Penalty points system could be affected by technical issue

Minister for Transport seeks advice from Attorney General on problem with legislation

Minister for Transport Paschal Donohoe is seeking advice from the Office of the Attorney General over a flaw in the driver penalty points system. Photograph: Eric Luke/The Irish Times.

Minister for Transport Paschal Donohoe is seeking advice from the Office of the Attorney General over a flaw in the driver penalty points system. Photograph: Eric Luke/The Irish Times.

 

Minister for Transport Paschal Donohoe is seeking advice from the Office of the Attorney General over a flaw in the driver penalty points system.

Mr Donohoe said a “technical issue” with penalty points legislation was identified last week and the issue could cause difficulty in some cases where points have already been issued.

He declined to identify the exact nature of the problem so as not to identify “a potential loophole which could be exploited in respect of road safety”.

“The department has requested the advice of the Attorney General’s Office to amend the legislation, if required, to deal with this issue,” Mr Donohoe said in a statement. “That advice will be available later in the week.”

He said he was “confident that if there is a problem, it will be resolved urgently”.

The issue, reported by the Irish Independent, was said to have the potential to impact on penalty points issued to thousands of motorists.
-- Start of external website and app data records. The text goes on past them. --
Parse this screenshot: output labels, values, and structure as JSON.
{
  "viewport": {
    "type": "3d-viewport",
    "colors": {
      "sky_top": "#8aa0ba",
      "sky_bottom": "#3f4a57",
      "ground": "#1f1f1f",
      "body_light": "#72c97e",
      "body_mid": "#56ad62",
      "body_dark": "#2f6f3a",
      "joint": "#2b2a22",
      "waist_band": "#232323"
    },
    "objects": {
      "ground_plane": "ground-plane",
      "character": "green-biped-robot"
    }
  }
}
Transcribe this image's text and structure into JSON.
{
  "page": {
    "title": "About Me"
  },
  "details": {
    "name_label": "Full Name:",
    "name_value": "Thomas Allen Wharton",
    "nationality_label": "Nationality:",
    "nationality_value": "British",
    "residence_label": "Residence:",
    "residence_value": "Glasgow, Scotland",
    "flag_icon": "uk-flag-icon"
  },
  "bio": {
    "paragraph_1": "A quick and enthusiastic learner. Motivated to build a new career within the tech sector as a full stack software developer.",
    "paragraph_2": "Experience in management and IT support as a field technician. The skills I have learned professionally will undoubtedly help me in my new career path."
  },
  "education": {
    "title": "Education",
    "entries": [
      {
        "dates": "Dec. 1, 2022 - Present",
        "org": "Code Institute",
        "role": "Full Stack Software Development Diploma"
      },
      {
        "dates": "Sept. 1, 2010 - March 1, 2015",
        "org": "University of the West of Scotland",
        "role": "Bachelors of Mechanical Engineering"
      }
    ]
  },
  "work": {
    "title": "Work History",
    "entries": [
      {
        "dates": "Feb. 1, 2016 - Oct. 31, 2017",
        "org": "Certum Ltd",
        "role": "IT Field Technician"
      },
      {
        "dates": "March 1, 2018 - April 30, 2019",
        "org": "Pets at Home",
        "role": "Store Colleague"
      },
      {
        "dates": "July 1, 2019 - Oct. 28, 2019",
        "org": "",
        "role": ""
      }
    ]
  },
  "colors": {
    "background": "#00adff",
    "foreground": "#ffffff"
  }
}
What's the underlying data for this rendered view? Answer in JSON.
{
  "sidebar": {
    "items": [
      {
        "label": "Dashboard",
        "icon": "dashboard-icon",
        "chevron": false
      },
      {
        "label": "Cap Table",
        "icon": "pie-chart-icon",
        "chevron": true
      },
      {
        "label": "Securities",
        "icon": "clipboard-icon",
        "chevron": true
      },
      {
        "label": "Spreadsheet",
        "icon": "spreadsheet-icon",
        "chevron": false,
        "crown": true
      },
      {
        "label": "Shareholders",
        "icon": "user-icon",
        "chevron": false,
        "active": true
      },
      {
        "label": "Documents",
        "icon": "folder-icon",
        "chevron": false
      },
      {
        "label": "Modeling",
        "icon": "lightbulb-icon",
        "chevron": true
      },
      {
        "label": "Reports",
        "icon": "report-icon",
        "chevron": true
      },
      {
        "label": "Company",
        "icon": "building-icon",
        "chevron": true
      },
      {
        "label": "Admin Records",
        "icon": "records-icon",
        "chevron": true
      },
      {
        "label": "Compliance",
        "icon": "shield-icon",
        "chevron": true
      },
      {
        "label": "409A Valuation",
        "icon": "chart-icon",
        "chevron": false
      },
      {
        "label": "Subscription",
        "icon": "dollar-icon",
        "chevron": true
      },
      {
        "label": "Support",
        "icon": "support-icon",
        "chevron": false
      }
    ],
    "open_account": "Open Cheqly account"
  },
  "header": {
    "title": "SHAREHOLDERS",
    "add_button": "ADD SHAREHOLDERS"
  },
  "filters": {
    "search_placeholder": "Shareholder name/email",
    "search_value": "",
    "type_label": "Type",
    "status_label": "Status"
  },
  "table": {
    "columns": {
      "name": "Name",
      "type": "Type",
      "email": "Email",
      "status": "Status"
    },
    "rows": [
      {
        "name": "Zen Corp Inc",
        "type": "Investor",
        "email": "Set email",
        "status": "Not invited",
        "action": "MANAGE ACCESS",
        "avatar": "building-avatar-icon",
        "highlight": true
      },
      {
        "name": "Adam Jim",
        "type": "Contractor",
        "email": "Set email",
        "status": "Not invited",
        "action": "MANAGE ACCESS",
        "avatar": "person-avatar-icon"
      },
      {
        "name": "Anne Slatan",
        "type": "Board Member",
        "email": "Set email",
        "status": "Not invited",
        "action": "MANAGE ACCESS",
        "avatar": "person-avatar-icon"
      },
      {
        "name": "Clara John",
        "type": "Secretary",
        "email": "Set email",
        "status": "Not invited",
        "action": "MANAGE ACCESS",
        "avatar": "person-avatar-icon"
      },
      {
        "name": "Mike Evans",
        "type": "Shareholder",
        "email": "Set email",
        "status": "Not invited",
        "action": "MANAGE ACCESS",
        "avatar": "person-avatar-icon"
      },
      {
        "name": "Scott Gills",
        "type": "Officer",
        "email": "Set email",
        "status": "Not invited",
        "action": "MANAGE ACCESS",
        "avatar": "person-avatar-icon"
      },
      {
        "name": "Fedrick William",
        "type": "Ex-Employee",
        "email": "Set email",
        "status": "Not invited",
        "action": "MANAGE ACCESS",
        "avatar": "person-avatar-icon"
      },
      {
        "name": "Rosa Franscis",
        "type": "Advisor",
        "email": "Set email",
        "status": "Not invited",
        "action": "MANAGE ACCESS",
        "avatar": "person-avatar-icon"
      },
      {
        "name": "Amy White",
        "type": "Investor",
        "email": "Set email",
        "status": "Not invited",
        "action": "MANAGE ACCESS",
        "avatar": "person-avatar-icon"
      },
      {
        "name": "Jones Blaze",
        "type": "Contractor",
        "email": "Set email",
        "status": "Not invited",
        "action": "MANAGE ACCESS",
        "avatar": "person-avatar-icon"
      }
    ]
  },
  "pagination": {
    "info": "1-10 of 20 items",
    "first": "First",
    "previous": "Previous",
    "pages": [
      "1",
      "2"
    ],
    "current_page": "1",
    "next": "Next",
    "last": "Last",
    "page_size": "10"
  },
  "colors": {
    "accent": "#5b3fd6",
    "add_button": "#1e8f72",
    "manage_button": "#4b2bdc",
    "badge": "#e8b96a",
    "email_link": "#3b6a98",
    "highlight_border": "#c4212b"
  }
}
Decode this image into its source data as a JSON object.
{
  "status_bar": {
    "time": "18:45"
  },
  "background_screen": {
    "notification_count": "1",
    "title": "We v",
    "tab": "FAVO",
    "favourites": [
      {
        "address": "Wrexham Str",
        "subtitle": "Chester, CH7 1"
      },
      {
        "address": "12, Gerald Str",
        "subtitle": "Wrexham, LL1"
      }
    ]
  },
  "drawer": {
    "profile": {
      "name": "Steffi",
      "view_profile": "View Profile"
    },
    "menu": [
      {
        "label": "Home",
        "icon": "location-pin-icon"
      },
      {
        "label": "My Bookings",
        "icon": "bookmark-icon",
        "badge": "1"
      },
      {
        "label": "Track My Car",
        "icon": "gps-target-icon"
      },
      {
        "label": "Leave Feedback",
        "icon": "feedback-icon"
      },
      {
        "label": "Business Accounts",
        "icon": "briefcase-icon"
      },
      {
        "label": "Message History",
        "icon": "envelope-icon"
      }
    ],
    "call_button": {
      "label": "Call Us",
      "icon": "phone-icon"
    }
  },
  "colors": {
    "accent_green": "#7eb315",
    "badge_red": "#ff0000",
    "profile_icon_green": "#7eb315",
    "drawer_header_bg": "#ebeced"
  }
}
The issue is expected to be discussed at Cabinet on Tuesday.

The most recently passed legislation relating to penalty points is the Road Traffic Act 2014, which came into effect in August.

Under the Act, the penalty points for offences such as speeding, holding a mobile phone while driving and not wearing a seat belt or not using child restraints increased from two points to three provided the fixed charge is paid within the stipulated period.

For those who fail to pay the fixed charge and are subsequently convicted in Court, the points increase further.

The issue with the legislation is understood to be an administrative one.